EXERCISE:
Return all of the entries below exactly as they are given.

##############################

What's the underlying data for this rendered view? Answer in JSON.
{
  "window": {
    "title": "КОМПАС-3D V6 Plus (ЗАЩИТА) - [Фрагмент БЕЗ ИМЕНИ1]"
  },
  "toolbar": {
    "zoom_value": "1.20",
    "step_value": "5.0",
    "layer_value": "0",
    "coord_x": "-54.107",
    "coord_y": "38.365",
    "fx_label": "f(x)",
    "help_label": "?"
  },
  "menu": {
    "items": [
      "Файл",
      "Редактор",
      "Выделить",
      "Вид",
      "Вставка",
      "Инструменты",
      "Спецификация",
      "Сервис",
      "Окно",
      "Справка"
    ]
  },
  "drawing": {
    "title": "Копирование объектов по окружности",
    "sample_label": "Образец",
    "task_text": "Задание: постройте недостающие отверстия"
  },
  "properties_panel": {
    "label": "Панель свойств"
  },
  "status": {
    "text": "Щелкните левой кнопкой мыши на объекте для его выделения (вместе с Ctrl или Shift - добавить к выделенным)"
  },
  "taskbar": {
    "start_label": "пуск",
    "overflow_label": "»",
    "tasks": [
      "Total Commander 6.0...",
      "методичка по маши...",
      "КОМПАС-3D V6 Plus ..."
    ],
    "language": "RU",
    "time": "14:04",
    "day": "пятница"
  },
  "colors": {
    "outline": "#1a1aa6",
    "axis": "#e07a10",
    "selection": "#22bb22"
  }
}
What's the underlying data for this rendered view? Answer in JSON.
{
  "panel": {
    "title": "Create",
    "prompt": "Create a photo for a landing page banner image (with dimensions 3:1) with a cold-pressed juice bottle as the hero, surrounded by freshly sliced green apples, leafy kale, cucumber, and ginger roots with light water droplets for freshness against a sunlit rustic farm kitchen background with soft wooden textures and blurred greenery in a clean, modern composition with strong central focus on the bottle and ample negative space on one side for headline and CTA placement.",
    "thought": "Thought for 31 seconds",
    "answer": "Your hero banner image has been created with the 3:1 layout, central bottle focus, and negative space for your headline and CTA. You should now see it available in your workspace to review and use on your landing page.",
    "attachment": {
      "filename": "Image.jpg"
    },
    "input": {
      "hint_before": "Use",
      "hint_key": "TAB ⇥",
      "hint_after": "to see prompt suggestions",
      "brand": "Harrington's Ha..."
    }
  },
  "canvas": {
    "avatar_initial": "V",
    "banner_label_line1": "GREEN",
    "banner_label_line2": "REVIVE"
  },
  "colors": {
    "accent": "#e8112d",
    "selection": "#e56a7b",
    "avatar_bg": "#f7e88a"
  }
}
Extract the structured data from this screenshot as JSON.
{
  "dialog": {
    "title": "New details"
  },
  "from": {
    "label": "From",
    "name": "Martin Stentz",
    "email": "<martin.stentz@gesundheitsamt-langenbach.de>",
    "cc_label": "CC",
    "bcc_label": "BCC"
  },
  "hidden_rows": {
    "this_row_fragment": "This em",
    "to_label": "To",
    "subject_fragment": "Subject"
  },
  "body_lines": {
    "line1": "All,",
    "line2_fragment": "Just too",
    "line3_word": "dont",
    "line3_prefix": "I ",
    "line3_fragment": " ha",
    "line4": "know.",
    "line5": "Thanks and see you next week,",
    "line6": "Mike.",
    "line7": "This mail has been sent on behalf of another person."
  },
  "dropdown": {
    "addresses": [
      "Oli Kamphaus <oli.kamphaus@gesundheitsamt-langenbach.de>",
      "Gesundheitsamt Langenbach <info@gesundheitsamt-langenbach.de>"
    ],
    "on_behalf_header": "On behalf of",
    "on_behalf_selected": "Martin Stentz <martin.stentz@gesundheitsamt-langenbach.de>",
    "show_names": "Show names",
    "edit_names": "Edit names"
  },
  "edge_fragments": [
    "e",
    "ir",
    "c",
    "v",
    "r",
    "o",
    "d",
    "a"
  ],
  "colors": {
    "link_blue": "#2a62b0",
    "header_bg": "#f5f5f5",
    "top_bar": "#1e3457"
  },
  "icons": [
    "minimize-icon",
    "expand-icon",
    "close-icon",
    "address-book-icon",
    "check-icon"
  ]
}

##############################

RESULT BELOW:
What's the underlying data for this rendered view? Answer in JSON.
{
  "window": {
    "title": "КОМПАС-3D V6 Plus (ЗАЩИТА) - [Фрагмент БЕЗ ИМЕНИ1]"
  },
  "toolbar": {
    "zoom_value": "1.20",
    "step_value": "5.0",
    "layer_value": "0",
    "coord_x": "-54.107",
    "coord_y": "38.365",
    "fx_label": "f(x)",
    "help_label": "?"
  },
  "menu": {
    "items": [
      "Файл",
      "Редактор",
      "Выделить",
      "Вид",
      "Вставка",
      "Инструменты",
      "Спецификация",
      "Сервис",
      "Окно",
      "Справка"
    ]
  },
  "drawing": {
    "title": "Копирование объектов по окружности",
    "sample_label": "Образец",
    "task_text": "Задание: постройте недостающие отверстия"
  },
  "properties_panel": {
    "label": "Панель свойств"
  },
  "status": {
    "text": "Щелкните левой кнопкой мыши на объекте для его выделения (вместе с Ctrl или Shift - добавить к выделенным)"
  },
  "taskbar": {
    "start_label": "пуск",
    "overflow_label": "»",
    "tasks": [
      "Total Commander 6.0...",
      "методичка по маши...",
      "КОМПАС-3D V6 Plus ..."
    ],
    "language": "RU",
    "time": "14:04",
    "day": "пятница"
  },
  "colors": {
    "outline": "#1a1aa6",
    "axis": "#e07a10",
    "selection": "#22bb22"
  }
}
What's the underlying data for this rendered view? Answer in JSON.
{
  "panel": {
    "title": "Create",
    "prompt": "Create a photo for a landing page banner image (with dimensions 3:1) with a cold-pressed juice bottle as the hero, surrounded by freshly sliced green apples, leafy kale, cucumber, and ginger roots with light water droplets for freshness against a sunlit rustic farm kitchen background with soft wooden textures and blurred greenery in a clean, modern composition with strong central focus on the bottle and ample negative space on one side for headline and CTA placement.",
    "thought": "Thought for 31 seconds",
    "answer": "Your hero banner image has been created with the 3:1 layout, central bottle focus, and negative space for your headline and CTA. You should now see it available in your workspace to review and use on your landing page.",
    "attachment": {
      "filename": "Image.jpg"
    },
    "input": {
      "hint_before": "Use",
      "hint_key": "TAB ⇥",
      "hint_after": "to see prompt suggestions",
      "brand": "Harrington's Ha..."
    }
  },
  "canvas": {
    "avatar_initial": "V",
    "banner_label_line1": "GREEN",
    "banner_label_line2": "REVIVE"
  },
  "colors": {
    "accent": "#e8112d",
    "selection": "#e56a7b",
    "avatar_bg": "#f7e88a"
  }
}
Extract the structured data from this screenshot as JSON.
{
  "dialog": {
    "title": "New details"
  },
  "from": {
    "label": "From",
    "name": "Martin Stentz",
    "email": "<martin.stentz@gesundheitsamt-langenbach.de>",
    "cc_label": "CC",
    "bcc_label": "BCC"
  },
  "hidden_rows": {
    "this_row_fragment": "This em",
    "to_label": "To",
    "subject_fragment": "Subject"
  },
  "body_lines": {
    "line1": "All,",
    "line2_fragment": "Just too",
    "line3_word": "dont",
    "line3_prefix": "I ",
    "line3_fragment": " ha",
    "line4": "know.",
    "line5": "Thanks and see you next week,",
    "line6": "Mike.",
    "line7": "This mail has been sent on behalf of another person."
  },
  "dropdown": {
    "addresses": [
      "Oli Kamphaus <oli.kamphaus@gesundheitsamt-langenbach.de>",
      "Gesundheitsamt Langenbach <info@gesundheitsamt-langenbach.de>"
    ],
    "on_behalf_header": "On behalf of",
    "on_behalf_selected": "Martin Stentz <martin.stentz@gesundheitsamt-langenbach.de>",
    "show_names": "Show names",
    "edit_names": "Edit names"
  },
  "edge_fragments": [
    "e",
    "ir",
    "c",
    "v",
    "r",
    "o",
    "d",
    "a"
  ],
  "colors": {
    "link_blue": "#2a62b0",
    "header_bg": "#f5f5f5",
    "top_bar": "#1e3457"
  },
  "icons": [
    "minimize-icon",
    "expand-icon",
    "close-icon",
    "address-book-icon",
    "check-icon"
  ]
}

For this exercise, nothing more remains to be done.